DIRECTIONS
Look through the records that follow and state how many lines hold the word "Extra", without adding anything.

(Website and app data records)
--- --- ---

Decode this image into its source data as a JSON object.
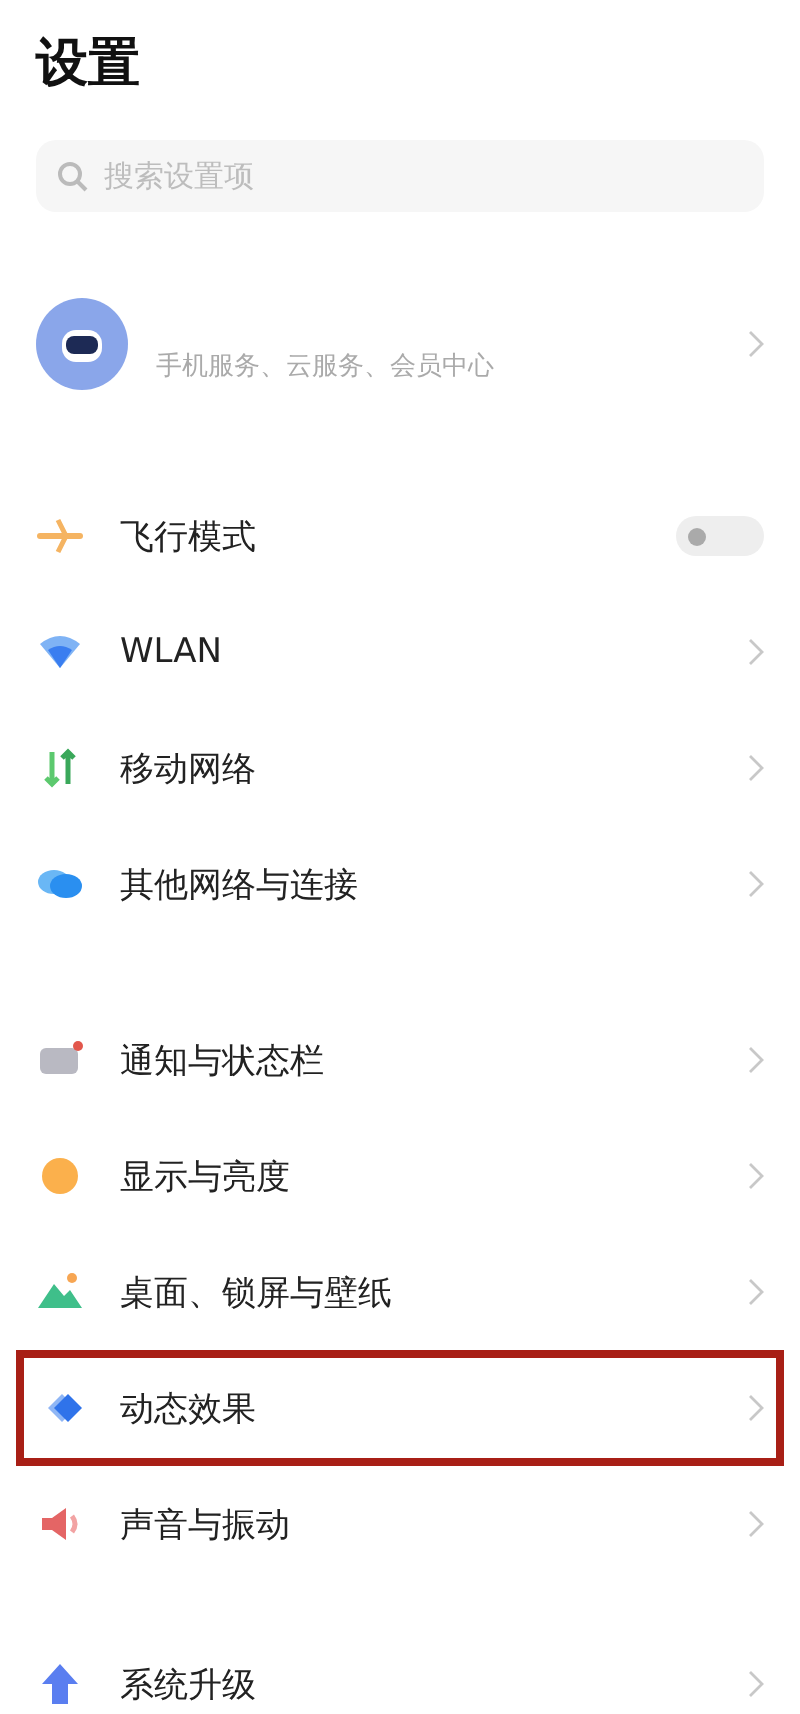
{
  "title": "设置",
  "search": {
    "placeholder": "搜索设置项"
  },
  "account": {
    "subtitle": "手机服务、云服务、会员中心"
  },
  "groups": [
    {
      "items": [
        {
          "kind": "toggle",
          "label": "飞行模式",
          "on": false,
          "highlighted": false
        },
        {
          "kind": "link",
          "label": "WLAN",
          "highlighted": false
        },
        {
          "kind": "link",
          "label": "移动网络",
          "highlighted": false
        },
        {
          "kind": "link",
          "label": "其他网络与连接",
          "highlighted": false
        }
      ]
    },
    {
      "items": [
        {
          "kind": "link",
          "label": "通知与状态栏",
          "highlighted": false
        },
        {
          "kind": "link",
          "label": "显示与亮度",
          "highlighted": false
        },
        {
          "kind": "link",
          "label": "桌面、锁屏与壁纸",
          "highlighted": false
        },
        {
          "kind": "link",
          "label": "动态效果",
          "highlighted": true
        },
        {
          "kind": "link",
          "label": "声音与振动",
          "highlighted": false
        }
      ]
    },
    {
      "items": [
        {
          "kind": "link",
          "label": "系统升级",
          "highlighted": false
        }
      ]
    }
  ]
}
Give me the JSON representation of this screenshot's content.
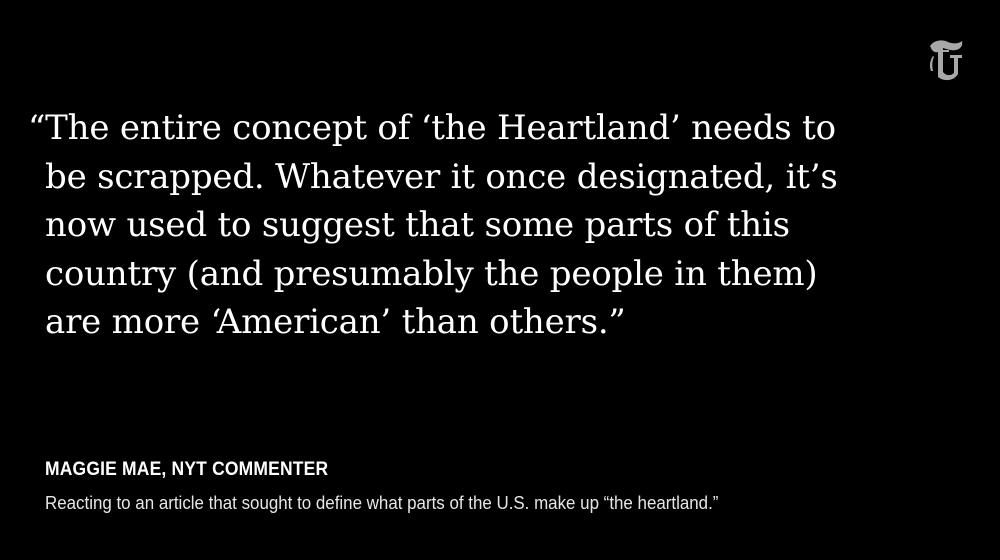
{
  "brand": {
    "logo_icon": "nyt-t-logo-icon",
    "logo_letter": "T",
    "background_color": "#000000",
    "text_color": "#ffffff"
  },
  "quote": {
    "lines": [
      "“The entire concept of ‘the Heartland’ needs to",
      "be scrapped. Whatever it once designated, it’s",
      "now used to suggest that some parts of this",
      "country (and presumably the people in them)",
      "are more ‘American’ than others.”"
    ]
  },
  "attribution": {
    "author": "MAGGIE MAE, NYT COMMENTER",
    "context": "Reacting to an article that sought to define what parts of the U.S. make up “the heartland.”"
  }
}
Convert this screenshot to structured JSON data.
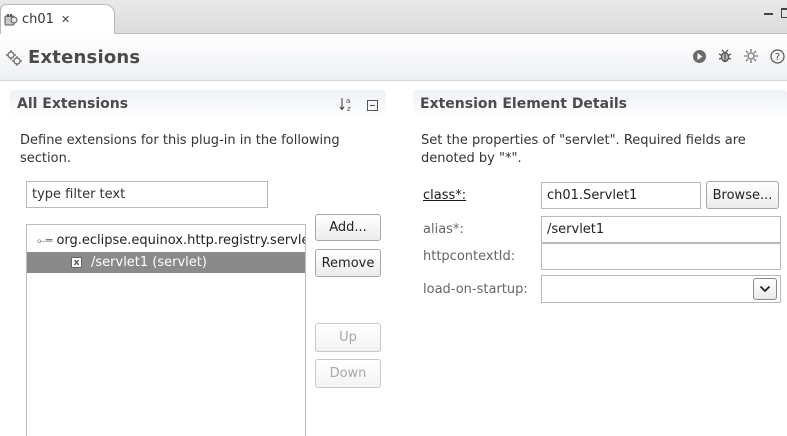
{
  "editor_tab": {
    "title": "ch01",
    "close_glyph": "✕"
  },
  "form_header": {
    "title": "Extensions",
    "tools": [
      "run-icon",
      "debug-icon",
      "export-wizard-icon",
      "help-icon"
    ]
  },
  "all_extensions": {
    "heading": "All Extensions",
    "sort_glyph": "↓ᵃz",
    "description": "Define extensions for this plug-in in the following section.",
    "filter_placeholder": "type filter text",
    "tree": {
      "root_label": "org.eclipse.equinox.http.registry.servlets",
      "child_label": "/servlet1 (servlet)"
    },
    "buttons": {
      "add": "Add...",
      "remove": "Remove",
      "up": "Up",
      "down": "Down"
    }
  },
  "element_details": {
    "heading": "Extension Element Details",
    "description": "Set the properties of \"servlet\". Required fields are denoted by \"*\".",
    "fields": {
      "class_label": "class*:",
      "class_value": "ch01.Servlet1",
      "browse_label": "Browse...",
      "alias_label": "alias*:",
      "alias_value": "/servlet1",
      "httpcontext_label": "httpcontextId:",
      "httpcontext_value": "",
      "load_label": "load-on-startup:",
      "load_value": ""
    }
  },
  "colors": {
    "selection": "#8a8a8a",
    "section_header": "#eef1f6"
  }
}
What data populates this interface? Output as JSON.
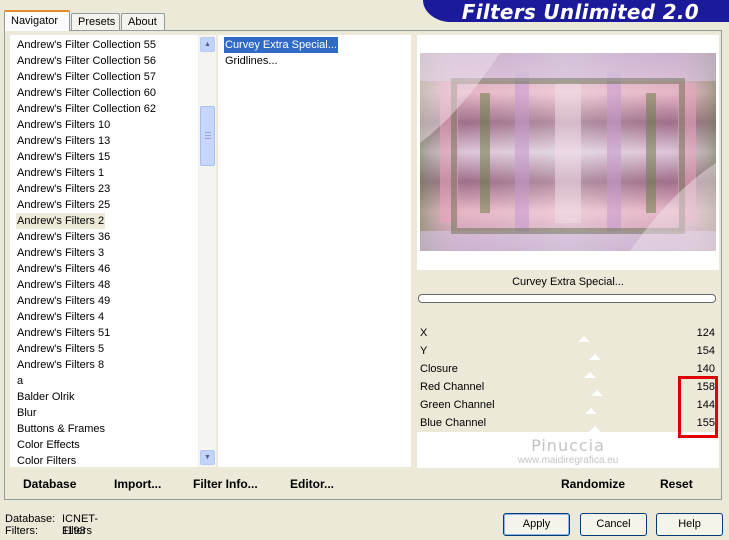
{
  "tabs": [
    {
      "label": "Navigator",
      "active": true
    },
    {
      "label": "Presets",
      "active": false
    },
    {
      "label": "About",
      "active": false
    }
  ],
  "banner": {
    "title": "Filters Unlimited 2.0",
    "color": "#1a1a9a"
  },
  "filter_list": {
    "items": [
      "Andrew's Filter Collection 55",
      "Andrew's Filter Collection 56",
      "Andrew's Filter Collection 57",
      "Andrew's Filter Collection 60",
      "Andrew's Filter Collection 62",
      "Andrew's Filters 10",
      "Andrew's Filters 13",
      "Andrew's Filters 15",
      "Andrew's Filters 1",
      "Andrew's Filters 23",
      "Andrew's Filters 25",
      "Andrew's Filters 2",
      "Andrew's Filters 36",
      "Andrew's Filters 3",
      "Andrew's Filters 46",
      "Andrew's Filters 48",
      "Andrew's Filters 49",
      "Andrew's Filters 4",
      "Andrew's Filters 51",
      "Andrew's Filters 5",
      "Andrew's Filters 8",
      "a",
      "Balder Olrik",
      "Blur",
      "Buttons & Frames",
      "Color Effects",
      "Color Filters"
    ],
    "selected": "Andrew's Filters 2"
  },
  "effects_list": {
    "items": [
      "Curvey Extra Special...",
      "Gridlines..."
    ],
    "selected": "Curvey Extra Special..."
  },
  "preview": {
    "effect_name": "Curvey Extra Special..."
  },
  "parameters": [
    {
      "label": "X",
      "value": "124",
      "fraction": 0.486
    },
    {
      "label": "Y",
      "value": "154",
      "fraction": 0.604
    },
    {
      "label": "Closure",
      "value": "140",
      "fraction": 0.549
    },
    {
      "label": "Red Channel",
      "value": "158",
      "fraction": 0.62
    },
    {
      "label": "Green Channel",
      "value": "144",
      "fraction": 0.565
    },
    {
      "label": "Blue Channel",
      "value": "155",
      "fraction": 0.608
    }
  ],
  "watermark": {
    "name": "Pinuccia",
    "site": "www.maidiregrafica.eu"
  },
  "left_buttons": {
    "database": "Database",
    "import": "Import...",
    "filter_info": "Filter Info...",
    "editor": "Editor..."
  },
  "right_buttons": {
    "randomize": "Randomize",
    "reset": "Reset"
  },
  "status": {
    "database_label": "Database:",
    "database_value": "ICNET-Filters",
    "filters_label": "Filters:",
    "filters_value": "1193"
  },
  "dialog_buttons": {
    "apply": "Apply",
    "cancel": "Cancel",
    "help": "Help"
  },
  "icons": [
    "scroll-up-arrow-icon",
    "scroll-down-arrow-icon"
  ],
  "highlight_color": "#e00000"
}
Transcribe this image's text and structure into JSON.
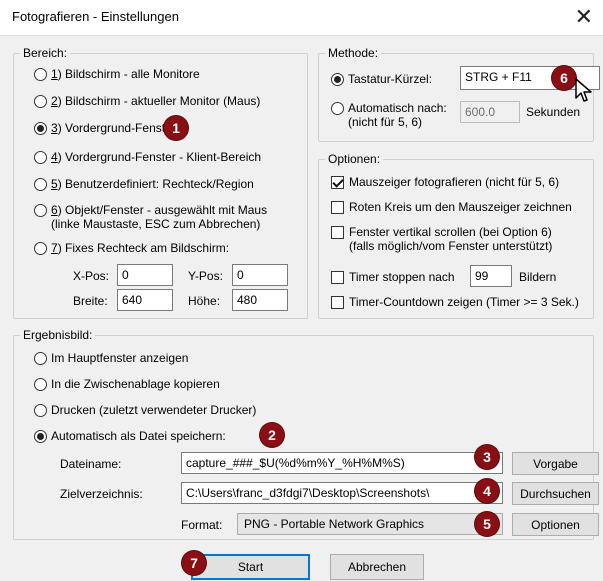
{
  "window": {
    "title": "Fotografieren - Einstellungen",
    "close": "✕"
  },
  "bereich": {
    "legend": "Bereich:",
    "options": [
      {
        "key": "1",
        "label": ") Bildschirm - alle Monitore",
        "selected": false
      },
      {
        "key": "2",
        "label": ") Bildschirm - aktueller Monitor (Maus)",
        "selected": false
      },
      {
        "key": "3",
        "label": ") Vordergrund-Fenster",
        "selected": true
      },
      {
        "key": "4",
        "label": ") Vordergrund-Fenster - Klient-Bereich",
        "selected": false
      },
      {
        "key": "5",
        "label": ") Benutzerdefiniert: Rechteck/Region",
        "selected": false
      },
      {
        "key": "6",
        "label": ") Objekt/Fenster - ausgewählt mit Maus",
        "label2": "(linke Maustaste, ESC zum Abbrechen)",
        "selected": false
      },
      {
        "key": "7",
        "label": ") Fixes Rechteck am Bildschirm:",
        "selected": false
      }
    ],
    "xpos_label": "X-Pos:",
    "xpos": "0",
    "ypos_label": "Y-Pos:",
    "ypos": "0",
    "breite_label": "Breite:",
    "breite": "640",
    "hoehe_label": "Höhe:",
    "hoehe": "480"
  },
  "methode": {
    "legend": "Methode:",
    "tastatur_label": "Tastatur-Kürzel:",
    "tastatur_value": "STRG + F11",
    "auto_label": "Automatisch nach:",
    "auto_label2": "(nicht für 5, 6)",
    "auto_value": "600.0",
    "auto_unit": "Sekunden"
  },
  "optionen": {
    "legend": "Optionen:",
    "mauszeiger": "Mauszeiger fotografieren (nicht für 5, 6)",
    "roter_kreis": "Roten Kreis um den Mauszeiger zeichnen",
    "scrollen": "Fenster vertikal scrollen (bei Option 6)",
    "scrollen2": "(falls möglich/vom Fenster unterstützt)",
    "timer_label": "Timer stoppen nach",
    "timer_value": "99",
    "timer_unit": "Bildern",
    "countdown": "Timer-Countdown zeigen (Timer >= 3 Sek.)"
  },
  "ergebnis": {
    "legend": "Ergebnisbild:",
    "options": [
      {
        "label": "Im Hauptfenster anzeigen",
        "selected": false
      },
      {
        "label": "In die Zwischenablage kopieren",
        "selected": false
      },
      {
        "label": "Drucken (zuletzt verwendeter Drucker)",
        "selected": false
      },
      {
        "label": "Automatisch als Datei speichern:",
        "selected": true
      }
    ],
    "dateiname_label": "Dateiname:",
    "dateiname": "capture_###_$U(%d%m%Y_%H%M%S)",
    "vorgabe": "Vorgabe",
    "ziel_label": "Zielverzeichnis:",
    "ziel": "C:\\Users\\franc_d3fdgi7\\Desktop\\Screenshots\\",
    "durchsuchen": "Durchsuchen",
    "format_label": "Format:",
    "format": "PNG - Portable Network Graphics",
    "optionen_btn": "Optionen"
  },
  "buttons": {
    "start": "Start",
    "abbrechen": "Abbrechen"
  },
  "badges": [
    "1",
    "2",
    "3",
    "4",
    "5",
    "6",
    "7"
  ],
  "colors": {
    "badge": "#8a0f14",
    "accent": "#0078d7"
  }
}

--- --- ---

SOLUTION FOR THIS TASK
3